Op-Ed: How working remotely can bring workers closer together
The term “workplace” conjures up images of cubicles, computers, and desks – not just because our lives are defined by jobs, but because, by most definitions, “work” is work and “home” is not.
As a result, the term has evolved into an increasingly complicated concept that ranges from a “remote worker” who goes to the office to perform a task while their work is being “processed” in a remote branch office, to the term “telecommuting” which describes many types of workers who operate remotely, including those working from home or the office while working away from a physical workplace.
In most cases, however, workers in these “remote” working environments tend to share a number of common traits with those in the workplace. For example, all work is completed in a physical space, and the interaction between employees does not take place in a real-time, collaborative session, but rather in a “virtual” environment.
For many working professionals, working remotely can be beneficial for the workplace, company, and even the workplace itself.
A remote employee may be more focused than an employee who resides in a physical space.

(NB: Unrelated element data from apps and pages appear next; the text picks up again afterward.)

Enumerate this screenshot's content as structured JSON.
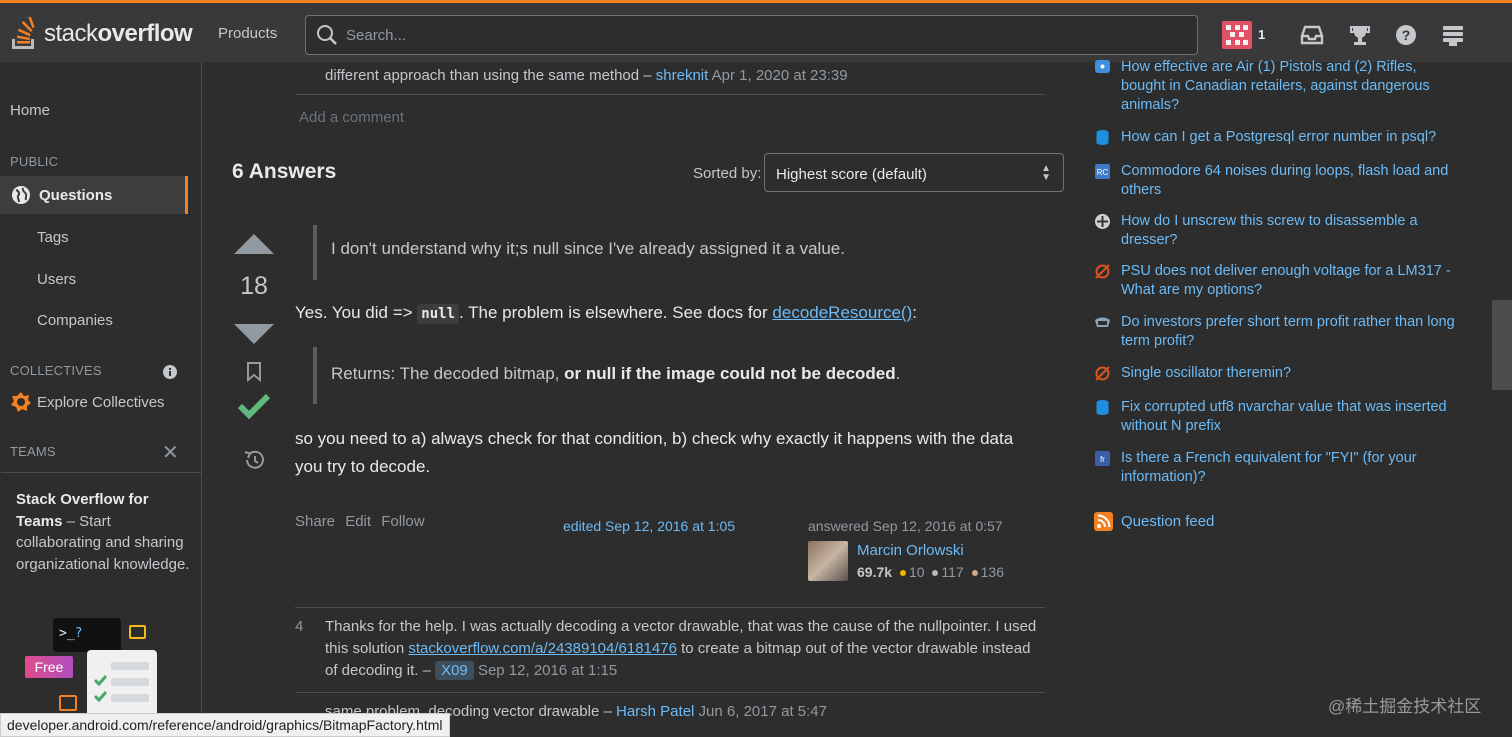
{
  "topbar": {
    "logo_light": "stack",
    "logo_bold": "overflow",
    "products_label": "Products",
    "search_placeholder": "Search...",
    "reputation": "1"
  },
  "sidebar": {
    "home": "Home",
    "public_heading": "PUBLIC",
    "questions": "Questions",
    "tags": "Tags",
    "users": "Users",
    "companies": "Companies",
    "collectives_heading": "COLLECTIVES",
    "explore_collectives": "Explore Collectives",
    "teams_heading": "TEAMS",
    "teams_title": "Stack Overflow for Teams",
    "teams_desc": " – Start collaborating and sharing organizational knowledge.",
    "terminal_text": ">_",
    "terminal_q": "?",
    "free_label": "Free"
  },
  "main": {
    "prev_comment_text": "different approach than using the same method – ",
    "prev_comment_user": "shreknit",
    "prev_comment_date": "Apr 1, 2020 at 23:39",
    "add_comment": "Add a comment",
    "answers_heading": "6 Answers",
    "sorted_by_label": "Sorted by:",
    "sort_selected": "Highest score (default)",
    "answer": {
      "score": "18",
      "quote1": "I don't understand why it;s null since I've already assigned it a value.",
      "p1_before": "Yes. You did => ",
      "p1_code": "null",
      "p1_middle": ". The problem is elsewhere. See docs for ",
      "p1_link": "decodeResource()",
      "p1_after": ":",
      "quote2_before": "Returns: The decoded bitmap, ",
      "quote2_bold": "or null if the image could not be decoded",
      "quote2_after": ".",
      "p2": "so you need to a) always check for that condition, b) check why exactly it happens with the data you try to decode.",
      "share": "Share",
      "edit": "Edit",
      "follow": "Follow",
      "edited": "edited Sep 12, 2016 at 1:05",
      "answered": "answered Sep 12, 2016 at 0:57",
      "user_name": "Marcin Orlowski",
      "user_rep": "69.7k",
      "gold": "10",
      "silver": "117",
      "bronze": "136"
    },
    "comments": [
      {
        "score": "4",
        "text_before": "Thanks for the help. I was actually decoding a vector drawable, that was the cause of the nullpointer. I used this solution ",
        "link": "stackoverflow.com/a/24389104/6181476",
        "text_after": " to create a bitmap out of the vector drawable instead of decoding it. – ",
        "user": "X09",
        "date": "Sep 12, 2016 at 1:15"
      },
      {
        "score": "",
        "text_before": "same problem, decoding vector drawable – ",
        "user": "Harsh Patel",
        "date": "Jun 6, 2017 at 5:47"
      }
    ]
  },
  "hot_network_questions": [
    {
      "title": "How effective are Air (1) Pistols and (2) Rifles, bought in Canadian retailers, against dangerous animals?",
      "icon": "blue-chat-icon",
      "color": "#3d8fe0"
    },
    {
      "title": "How can I get a Postgresql error number in psql?",
      "icon": "database-icon",
      "color": "#1e8fe0"
    },
    {
      "title": "Commodore 64 noises during loops, flash load and others",
      "icon": "retrocomputing-icon",
      "color": "#3b7bc8"
    },
    {
      "title": "How do I unscrew this screw to disassemble a dresser?",
      "icon": "diy-icon",
      "color": "#d0d0d0"
    },
    {
      "title": "PSU does not deliver enough voltage for a LM317 - What are my options?",
      "icon": "electronics-icon",
      "color": "#d9531e"
    },
    {
      "title": "Do investors prefer short term profit rather than long term profit?",
      "icon": "money-icon",
      "color": "#8aa4b8"
    },
    {
      "title": "Single oscillator theremin?",
      "icon": "electronics-icon",
      "color": "#d9531e"
    },
    {
      "title": "Fix corrupted utf8 nvarchar value that was inserted without N prefix",
      "icon": "database-icon",
      "color": "#1e8fe0"
    },
    {
      "title": "Is there a French equivalent for \"FYI\" (for your information)?",
      "icon": "french-icon",
      "color": "#3a5fa8"
    }
  ],
  "question_feed": "Question feed",
  "status_bar": "developer.android.com/reference/android/graphics/BitmapFactory.html",
  "watermark": "@稀土掘金技术社区"
}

A remote employee can perform their work efficiently because they are able to focus on their tasks without distractions.
A remote employee can perform their work without interruptions.
A remote employee can perform their job in a way that is more personal.
A remote employee can do their work anywhere.
Despite the many benefits of working remotely, it can be tough to find the right type of work-at-home job. Many workers find it very difficult and overwhelming to perform certain tasks as a part-time worker.
While the term “remote worker” is used for those who go to work and return home, it is often confusing for those who choose to work from home as their full-time job